▶ _What is being asked_: Could you reproduce every record below exactly, excluding all pictures?

▶ _Extracted data_:
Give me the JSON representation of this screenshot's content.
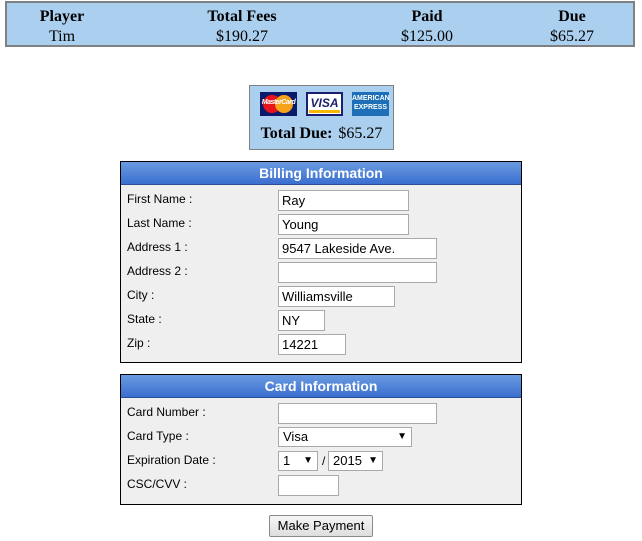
{
  "summary": {
    "headers": [
      "Player",
      "Total Fees",
      "Paid",
      "Due"
    ],
    "values": [
      "Tim",
      "$190.27",
      "$125.00",
      "$65.27"
    ]
  },
  "payment_box": {
    "logos": [
      {
        "name": "mastercard-logo",
        "text": "MasterCard"
      },
      {
        "name": "visa-logo",
        "text": "VISA"
      },
      {
        "name": "amex-logo",
        "text": "AMERICAN EXPRESS"
      }
    ],
    "total_due_label": "Total Due:",
    "total_due_value": "$65.27"
  },
  "billing": {
    "title": "Billing Information",
    "fields": [
      {
        "label": "First Name :",
        "value": ""
      },
      {
        "label": "Last Name :",
        "value": ""
      },
      {
        "label": "Address 1 :",
        "value": ""
      },
      {
        "label": "Address 2 :",
        "value": ""
      },
      {
        "label": "City :",
        "value": ""
      },
      {
        "label": "State :",
        "value": ""
      },
      {
        "label": "Zip :",
        "value": ""
      }
    ],
    "values": {
      "first_name": "Ray",
      "last_name": "Young",
      "address1": "9547 Lakeside Ave.",
      "address2": "",
      "city": "Williamsville",
      "state": "NY",
      "zip": "14221"
    }
  },
  "card": {
    "title": "Card Information",
    "labels": {
      "card_number": "Card Number :",
      "card_type": "Card Type :",
      "expiration": "Expiration Date :",
      "csc": "CSC/CVV :"
    },
    "card_number": "",
    "card_type": "Visa",
    "exp_month": "1",
    "exp_separator": "/",
    "exp_year": "2015",
    "csc": "",
    "dropdown_arrow": "▼"
  },
  "submit_label": "Make Payment"
}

▶ _Output_:
Give me the JSON representation of this screenshot's content.
{
  "summary": {
    "headers": [
      "Player",
      "Total Fees",
      "Paid",
      "Due"
    ],
    "values": [
      "Tim",
      "$190.27",
      "$125.00",
      "$65.27"
    ]
  },
  "payment_box": {
    "logos": [
      {
        "name": "mastercard-logo",
        "text": "MasterCard"
      },
      {
        "name": "visa-logo",
        "text": "VISA"
      },
      {
        "name": "amex-logo",
        "text": "AMERICAN EXPRESS"
      }
    ],
    "total_due_label": "Total Due:",
    "total_due_value": "$65.27"
  },
  "billing": {
    "title": "Billing Information",
    "fields": [
      {
        "label": "First Name :",
        "value": ""
      },
      {
        "label": "Last Name :",
        "value": ""
      },
      {
        "label": "Address 1 :",
        "value": ""
      },
      {
        "label": "Address 2 :",
        "value": ""
      },
      {
        "label": "City :",
        "value": ""
      },
      {
        "label": "State :",
        "value": ""
      },
      {
        "label": "Zip :",
        "value": ""
      }
    ],
    "values": {
      "first_name": "Ray",
      "last_name": "Young",
      "address1": "9547 Lakeside Ave.",
      "address2": "",
      "city": "Williamsville",
      "state": "NY",
      "zip": "14221"
    }
  },
  "card": {
    "title": "Card Information",
    "labels": {
      "card_number": "Card Number :",
      "card_type": "Card Type :",
      "expiration": "Expiration Date :",
      "csc": "CSC/CVV :"
    },
    "card_number": "",
    "card_type": "Visa",
    "exp_month": "1",
    "exp_separator": "/",
    "exp_year": "2015",
    "csc": "",
    "dropdown_arrow": "▼"
  },
  "submit_label": "Make Payment"
}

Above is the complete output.